[PROBLEM REQUIREMENTS]:
Repeat each line of the material word for word.

(TASK INPUTS begins)

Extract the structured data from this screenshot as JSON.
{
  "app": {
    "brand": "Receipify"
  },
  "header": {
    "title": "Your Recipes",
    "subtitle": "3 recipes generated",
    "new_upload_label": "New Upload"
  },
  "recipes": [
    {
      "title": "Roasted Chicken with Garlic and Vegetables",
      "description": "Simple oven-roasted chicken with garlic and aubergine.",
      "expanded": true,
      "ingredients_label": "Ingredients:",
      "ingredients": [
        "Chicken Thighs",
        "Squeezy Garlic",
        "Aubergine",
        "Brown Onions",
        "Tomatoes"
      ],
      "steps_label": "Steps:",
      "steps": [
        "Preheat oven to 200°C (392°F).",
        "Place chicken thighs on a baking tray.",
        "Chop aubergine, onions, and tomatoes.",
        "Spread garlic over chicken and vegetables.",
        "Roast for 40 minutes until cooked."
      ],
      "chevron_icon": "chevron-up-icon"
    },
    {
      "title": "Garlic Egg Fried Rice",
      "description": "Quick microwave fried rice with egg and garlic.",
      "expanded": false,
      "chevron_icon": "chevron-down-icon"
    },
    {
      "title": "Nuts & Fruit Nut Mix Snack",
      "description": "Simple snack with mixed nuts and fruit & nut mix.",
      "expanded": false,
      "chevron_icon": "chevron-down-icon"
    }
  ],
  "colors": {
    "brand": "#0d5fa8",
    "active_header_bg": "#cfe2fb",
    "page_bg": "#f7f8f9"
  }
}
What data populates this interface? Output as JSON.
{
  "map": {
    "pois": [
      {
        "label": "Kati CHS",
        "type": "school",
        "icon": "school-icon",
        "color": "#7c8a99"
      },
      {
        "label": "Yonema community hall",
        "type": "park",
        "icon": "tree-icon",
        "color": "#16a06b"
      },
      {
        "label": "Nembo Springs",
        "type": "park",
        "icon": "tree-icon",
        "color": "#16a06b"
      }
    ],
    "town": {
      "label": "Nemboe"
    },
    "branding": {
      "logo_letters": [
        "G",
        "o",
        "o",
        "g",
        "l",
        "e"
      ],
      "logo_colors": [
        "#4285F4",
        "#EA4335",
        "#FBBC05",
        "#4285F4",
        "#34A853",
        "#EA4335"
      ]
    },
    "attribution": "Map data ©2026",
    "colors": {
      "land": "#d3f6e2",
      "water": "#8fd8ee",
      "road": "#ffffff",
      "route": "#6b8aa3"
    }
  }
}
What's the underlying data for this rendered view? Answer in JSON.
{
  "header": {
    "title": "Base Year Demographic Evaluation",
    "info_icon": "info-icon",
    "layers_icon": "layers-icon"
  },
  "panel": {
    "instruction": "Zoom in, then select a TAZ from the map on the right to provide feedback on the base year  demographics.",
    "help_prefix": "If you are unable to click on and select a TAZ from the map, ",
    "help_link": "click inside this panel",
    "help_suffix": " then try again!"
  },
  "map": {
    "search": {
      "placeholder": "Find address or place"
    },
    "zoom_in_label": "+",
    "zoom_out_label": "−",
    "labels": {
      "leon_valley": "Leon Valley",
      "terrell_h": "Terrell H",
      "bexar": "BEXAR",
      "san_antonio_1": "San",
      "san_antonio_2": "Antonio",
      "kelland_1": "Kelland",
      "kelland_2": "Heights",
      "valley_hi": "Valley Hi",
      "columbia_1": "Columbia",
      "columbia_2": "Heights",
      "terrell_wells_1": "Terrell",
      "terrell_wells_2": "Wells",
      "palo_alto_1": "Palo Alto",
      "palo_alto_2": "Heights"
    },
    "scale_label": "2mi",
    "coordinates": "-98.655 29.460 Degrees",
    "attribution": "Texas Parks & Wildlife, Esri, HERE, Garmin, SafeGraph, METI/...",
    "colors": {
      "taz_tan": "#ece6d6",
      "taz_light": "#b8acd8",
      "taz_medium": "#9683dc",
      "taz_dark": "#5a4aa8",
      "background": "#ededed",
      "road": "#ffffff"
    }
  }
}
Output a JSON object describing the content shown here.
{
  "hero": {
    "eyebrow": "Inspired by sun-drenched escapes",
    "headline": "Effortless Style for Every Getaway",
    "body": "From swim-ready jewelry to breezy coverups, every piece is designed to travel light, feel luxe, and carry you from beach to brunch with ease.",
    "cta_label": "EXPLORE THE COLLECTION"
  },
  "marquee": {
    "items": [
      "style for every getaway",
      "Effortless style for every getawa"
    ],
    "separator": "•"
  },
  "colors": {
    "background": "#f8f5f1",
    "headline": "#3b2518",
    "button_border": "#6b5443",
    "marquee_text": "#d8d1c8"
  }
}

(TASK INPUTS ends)

[EXPECTED OUTPUT]:
Extract the structured data from this screenshot as JSON.
{
  "app": {
    "brand": "Receipify"
  },
  "header": {
    "title": "Your Recipes",
    "subtitle": "3 recipes generated",
    "new_upload_label": "New Upload"
  },
  "recipes": [
    {
      "title": "Roasted Chicken with Garlic and Vegetables",
      "description": "Simple oven-roasted chicken with garlic and aubergine.",
      "expanded": true,
      "ingredients_label": "Ingredients:",
      "ingredients": [
        "Chicken Thighs",
        "Squeezy Garlic",
        "Aubergine",
        "Brown Onions",
        "Tomatoes"
      ],
      "steps_label": "Steps:",
      "steps": [
        "Preheat oven to 200°C (392°F).",
        "Place chicken thighs on a baking tray.",
        "Chop aubergine, onions, and tomatoes.",
        "Spread garlic over chicken and vegetables.",
        "Roast for 40 minutes until cooked."
      ],
      "chevron_icon": "chevron-up-icon"
    },
    {
      "title": "Garlic Egg Fried Rice",
      "description": "Quick microwave fried rice with egg and garlic.",
      "expanded": false,
      "chevron_icon": "chevron-down-icon"
    },
    {
      "title": "Nuts & Fruit Nut Mix Snack",
      "description": "Simple snack with mixed nuts and fruit & nut mix.",
      "expanded": false,
      "chevron_icon": "chevron-down-icon"
    }
  ],
  "colors": {
    "brand": "#0d5fa8",
    "active_header_bg": "#cfe2fb",
    "page_bg": "#f7f8f9"
  }
}
What data populates this interface? Output as JSON.
{
  "map": {
    "pois": [
      {
        "label": "Kati CHS",
        "type": "school",
        "icon": "school-icon",
        "color": "#7c8a99"
      },
      {
        "label": "Yonema community hall",
        "type": "park",
        "icon": "tree-icon",
        "color": "#16a06b"
      },
      {
        "label": "Nembo Springs",
        "type": "park",
        "icon": "tree-icon",
        "color": "#16a06b"
      }
    ],
    "town": {
      "label": "Nemboe"
    },
    "branding": {
      "logo_letters": [
        "G",
        "o",
        "o",
        "g",
        "l",
        "e"
      ],
      "logo_colors": [
        "#4285F4",
        "#EA4335",
        "#FBBC05",
        "#4285F4",
        "#34A853",
        "#EA4335"
      ]
    },
    "attribution": "Map data ©2026",
    "colors": {
      "land": "#d3f6e2",
      "water": "#8fd8ee",
      "road": "#ffffff",
      "route": "#6b8aa3"
    }
  }
}
What's the underlying data for this rendered view? Answer in JSON.
{
  "header": {
    "title": "Base Year Demographic Evaluation",
    "info_icon": "info-icon",
    "layers_icon": "layers-icon"
  },
  "panel": {
    "instruction": "Zoom in, then select a TAZ from the map on the right to provide feedback on the base year  demographics.",
    "help_prefix": "If you are unable to click on and select a TAZ from the map, ",
    "help_link": "click inside this panel",
    "help_suffix": " then try again!"
  },
  "map": {
    "search": {
      "placeholder": "Find address or place"
    },
    "zoom_in_label": "+",
    "zoom_out_label": "−",
    "labels": {
      "leon_valley": "Leon Valley",
      "terrell_h": "Terrell H",
      "bexar": "BEXAR",
      "san_antonio_1": "San",
      "san_antonio_2": "Antonio",
      "kelland_1": "Kelland",
      "kelland_2": "Heights",
      "valley_hi": "Valley Hi",
      "columbia_1": "Columbia",
      "columbia_2": "Heights",
      "terrell_wells_1": "Terrell",
      "terrell_wells_2": "Wells",
      "palo_alto_1": "Palo Alto",
      "palo_alto_2": "Heights"
    },
    "scale_label": "2mi",
    "coordinates": "-98.655 29.460 Degrees",
    "attribution": "Texas Parks & Wildlife, Esri, HERE, Garmin, SafeGraph, METI/...",
    "colors": {
      "taz_tan": "#ece6d6",
      "taz_light": "#b8acd8",
      "taz_medium": "#9683dc",
      "taz_dark": "#5a4aa8",
      "background": "#ededed",
      "road": "#ffffff"
    }
  }
}
Output a JSON object describing the content shown here.
{
  "hero": {
    "eyebrow": "Inspired by sun-drenched escapes",
    "headline": "Effortless Style for Every Getaway",
    "body": "From swim-ready jewelry to breezy coverups, every piece is designed to travel light, feel luxe, and carry you from beach to brunch with ease.",
    "cta_label": "EXPLORE THE COLLECTION"
  },
  "marquee": {
    "items": [
      "style for every getaway",
      "Effortless style for every getawa"
    ],
    "separator": "•"
  },
  "colors": {
    "background": "#f8f5f1",
    "headline": "#3b2518",
    "button_border": "#6b5443",
    "marquee_text": "#d8d1c8"
  }
}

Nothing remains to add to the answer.